Written by Noel Kingsbury
This is how we are used to seeing it – the ‘curtain’ hedge at the back, as featured in books and countless magazine articles.
And here it is going into a shredder:
Piet tells me it had got 20cms of water last August (remember the geography lession, it rains too much and The Netherlands fills up), and began to go brown this winter. Well, I know that yew does not grow well with us here in Herefordshire where we have up to 2m of rain a year and slowish drainage, so it is not surprising that ?phytophthora set in. So goodbye hedge. I said to Piet it was getting to be a bit of a cliché, and he agreed. He doesn’t stand still for long.
Piet seems to be getting used to the idea of life without the hedge, there is still beech behind to shelter from the road. He seems to be less and less reliant on the ‘modernist formality’ he inherited from Mien Ruys (see Fran’s post about this very innovative Dutch designer here). I can see how he might have felt he has reached the end of the road with this approach, but for the rest of us, I’m not sure. We have so little real contemporary geometry and clipping in the UK, that a lot of us welcomed the creative tension between it and the perennial plantings we saw in his work.

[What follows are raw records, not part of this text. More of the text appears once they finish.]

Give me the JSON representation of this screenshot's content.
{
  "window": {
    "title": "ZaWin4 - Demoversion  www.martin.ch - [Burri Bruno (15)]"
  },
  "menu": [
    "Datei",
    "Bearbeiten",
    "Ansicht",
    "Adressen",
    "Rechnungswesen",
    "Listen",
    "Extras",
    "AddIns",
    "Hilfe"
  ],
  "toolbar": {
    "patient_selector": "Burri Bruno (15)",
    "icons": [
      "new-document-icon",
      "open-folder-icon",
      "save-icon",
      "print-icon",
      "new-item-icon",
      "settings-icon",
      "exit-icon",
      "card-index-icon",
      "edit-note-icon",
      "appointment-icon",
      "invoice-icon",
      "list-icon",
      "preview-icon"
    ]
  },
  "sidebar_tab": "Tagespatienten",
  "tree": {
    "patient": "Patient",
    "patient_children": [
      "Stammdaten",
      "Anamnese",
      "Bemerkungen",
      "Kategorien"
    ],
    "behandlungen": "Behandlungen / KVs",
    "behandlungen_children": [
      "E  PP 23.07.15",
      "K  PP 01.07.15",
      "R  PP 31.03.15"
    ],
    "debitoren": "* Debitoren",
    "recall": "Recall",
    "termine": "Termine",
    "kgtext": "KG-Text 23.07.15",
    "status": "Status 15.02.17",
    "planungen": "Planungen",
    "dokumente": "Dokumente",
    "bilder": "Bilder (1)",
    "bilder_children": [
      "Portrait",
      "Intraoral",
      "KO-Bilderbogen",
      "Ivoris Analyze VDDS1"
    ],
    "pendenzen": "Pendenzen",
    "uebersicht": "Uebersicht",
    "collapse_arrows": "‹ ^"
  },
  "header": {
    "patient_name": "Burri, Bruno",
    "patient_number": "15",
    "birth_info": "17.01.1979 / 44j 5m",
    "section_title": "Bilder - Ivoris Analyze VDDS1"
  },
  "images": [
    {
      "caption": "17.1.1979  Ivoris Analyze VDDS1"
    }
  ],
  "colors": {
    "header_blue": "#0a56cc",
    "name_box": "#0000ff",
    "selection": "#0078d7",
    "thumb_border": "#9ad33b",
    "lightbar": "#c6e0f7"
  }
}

The fundamental fact is though, that good ideas can become clichés all too quickly. The Oudolf hedge was being copied, usually badly. Best to move on. We should too. Which brings me to the seafront at Bexhill-on-Sea, the south coast town where I had to face down a raging mob last year (see my post on this), a place where people had just got used to something and did not like change. I now hear from my colleages at HTA Landscape Design that the planting has survived the winter and that the locals are even expressing their appreciation. See some more pictures here.
Moral of these stories…… we shouldn’t get used to things staying the same; plants grow and die and time moves on.